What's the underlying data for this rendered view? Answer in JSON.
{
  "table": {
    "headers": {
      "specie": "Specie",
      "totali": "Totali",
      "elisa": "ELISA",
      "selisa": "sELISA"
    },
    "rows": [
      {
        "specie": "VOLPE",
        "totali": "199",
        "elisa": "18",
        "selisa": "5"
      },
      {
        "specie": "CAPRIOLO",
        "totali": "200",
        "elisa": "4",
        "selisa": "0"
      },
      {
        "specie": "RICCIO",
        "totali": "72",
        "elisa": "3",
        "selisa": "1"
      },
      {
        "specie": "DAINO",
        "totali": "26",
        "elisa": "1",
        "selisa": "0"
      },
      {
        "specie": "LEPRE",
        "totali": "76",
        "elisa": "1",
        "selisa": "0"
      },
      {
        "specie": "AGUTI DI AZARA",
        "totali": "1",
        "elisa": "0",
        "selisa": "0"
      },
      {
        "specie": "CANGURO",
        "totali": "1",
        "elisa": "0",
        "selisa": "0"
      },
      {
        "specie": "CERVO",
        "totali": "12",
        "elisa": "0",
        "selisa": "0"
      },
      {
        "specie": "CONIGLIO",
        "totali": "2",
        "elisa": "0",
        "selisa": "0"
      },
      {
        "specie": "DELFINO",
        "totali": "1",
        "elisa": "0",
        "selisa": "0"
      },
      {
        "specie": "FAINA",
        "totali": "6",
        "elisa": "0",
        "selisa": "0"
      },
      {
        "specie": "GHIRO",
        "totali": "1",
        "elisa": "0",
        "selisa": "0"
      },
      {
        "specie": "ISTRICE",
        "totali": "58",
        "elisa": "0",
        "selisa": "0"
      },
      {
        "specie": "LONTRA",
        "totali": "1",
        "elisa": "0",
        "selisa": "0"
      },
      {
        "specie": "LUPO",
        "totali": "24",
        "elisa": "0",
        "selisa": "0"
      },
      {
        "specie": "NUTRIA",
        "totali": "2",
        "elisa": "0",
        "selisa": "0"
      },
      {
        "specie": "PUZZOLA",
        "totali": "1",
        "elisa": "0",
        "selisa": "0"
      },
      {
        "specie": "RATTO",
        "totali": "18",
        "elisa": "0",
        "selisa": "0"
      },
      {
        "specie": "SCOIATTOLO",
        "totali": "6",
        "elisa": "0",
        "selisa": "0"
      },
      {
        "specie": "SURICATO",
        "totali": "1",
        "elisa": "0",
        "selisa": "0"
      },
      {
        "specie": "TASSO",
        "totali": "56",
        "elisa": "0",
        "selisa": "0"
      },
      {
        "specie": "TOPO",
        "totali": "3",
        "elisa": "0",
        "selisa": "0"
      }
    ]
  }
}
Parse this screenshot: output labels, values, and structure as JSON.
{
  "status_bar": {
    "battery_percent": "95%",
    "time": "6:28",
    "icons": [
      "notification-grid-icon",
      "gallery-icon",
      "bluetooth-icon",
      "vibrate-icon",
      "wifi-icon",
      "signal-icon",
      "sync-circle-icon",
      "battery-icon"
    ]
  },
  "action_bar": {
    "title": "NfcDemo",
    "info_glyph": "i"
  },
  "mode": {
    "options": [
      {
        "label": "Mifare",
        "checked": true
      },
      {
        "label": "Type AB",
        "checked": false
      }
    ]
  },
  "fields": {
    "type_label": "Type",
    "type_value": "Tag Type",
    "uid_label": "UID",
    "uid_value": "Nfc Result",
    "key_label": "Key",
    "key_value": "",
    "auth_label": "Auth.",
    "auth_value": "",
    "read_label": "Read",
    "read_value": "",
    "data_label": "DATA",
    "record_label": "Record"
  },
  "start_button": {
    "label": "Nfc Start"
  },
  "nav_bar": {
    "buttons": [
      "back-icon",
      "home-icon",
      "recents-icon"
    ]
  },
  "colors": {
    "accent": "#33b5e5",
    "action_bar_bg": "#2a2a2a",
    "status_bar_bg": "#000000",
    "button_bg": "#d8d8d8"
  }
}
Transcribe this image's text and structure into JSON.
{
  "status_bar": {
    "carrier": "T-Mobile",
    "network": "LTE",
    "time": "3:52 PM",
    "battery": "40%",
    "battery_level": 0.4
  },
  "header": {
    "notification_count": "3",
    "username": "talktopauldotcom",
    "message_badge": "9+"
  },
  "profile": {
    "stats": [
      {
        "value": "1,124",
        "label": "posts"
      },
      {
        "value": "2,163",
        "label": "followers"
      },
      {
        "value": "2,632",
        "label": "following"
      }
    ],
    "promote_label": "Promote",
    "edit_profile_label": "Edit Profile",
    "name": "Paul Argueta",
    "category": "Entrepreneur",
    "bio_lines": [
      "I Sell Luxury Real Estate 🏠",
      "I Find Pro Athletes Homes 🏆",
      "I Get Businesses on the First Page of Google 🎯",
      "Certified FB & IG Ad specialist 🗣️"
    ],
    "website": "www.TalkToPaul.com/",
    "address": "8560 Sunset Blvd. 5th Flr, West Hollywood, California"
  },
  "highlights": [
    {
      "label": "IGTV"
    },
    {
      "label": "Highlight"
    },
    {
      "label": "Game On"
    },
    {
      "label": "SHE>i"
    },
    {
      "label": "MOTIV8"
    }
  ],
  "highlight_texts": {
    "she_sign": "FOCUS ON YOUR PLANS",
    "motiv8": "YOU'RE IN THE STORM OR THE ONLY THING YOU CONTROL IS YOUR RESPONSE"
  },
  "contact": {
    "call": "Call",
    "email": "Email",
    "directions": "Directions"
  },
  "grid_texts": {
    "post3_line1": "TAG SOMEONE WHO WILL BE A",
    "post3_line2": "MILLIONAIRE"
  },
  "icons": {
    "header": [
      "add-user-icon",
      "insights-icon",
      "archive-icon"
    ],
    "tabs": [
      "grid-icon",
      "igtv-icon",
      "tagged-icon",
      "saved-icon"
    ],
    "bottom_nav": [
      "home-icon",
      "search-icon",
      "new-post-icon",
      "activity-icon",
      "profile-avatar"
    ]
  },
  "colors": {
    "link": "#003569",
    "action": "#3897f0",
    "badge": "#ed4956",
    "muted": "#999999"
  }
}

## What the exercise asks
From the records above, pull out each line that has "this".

## Answer to the exercise
What's the underlying data for this rendered view? Answer in JSON.
Parse this screenshot: output labels, values, and structure as JSON.
Transcribe this image's text and structure into JSON.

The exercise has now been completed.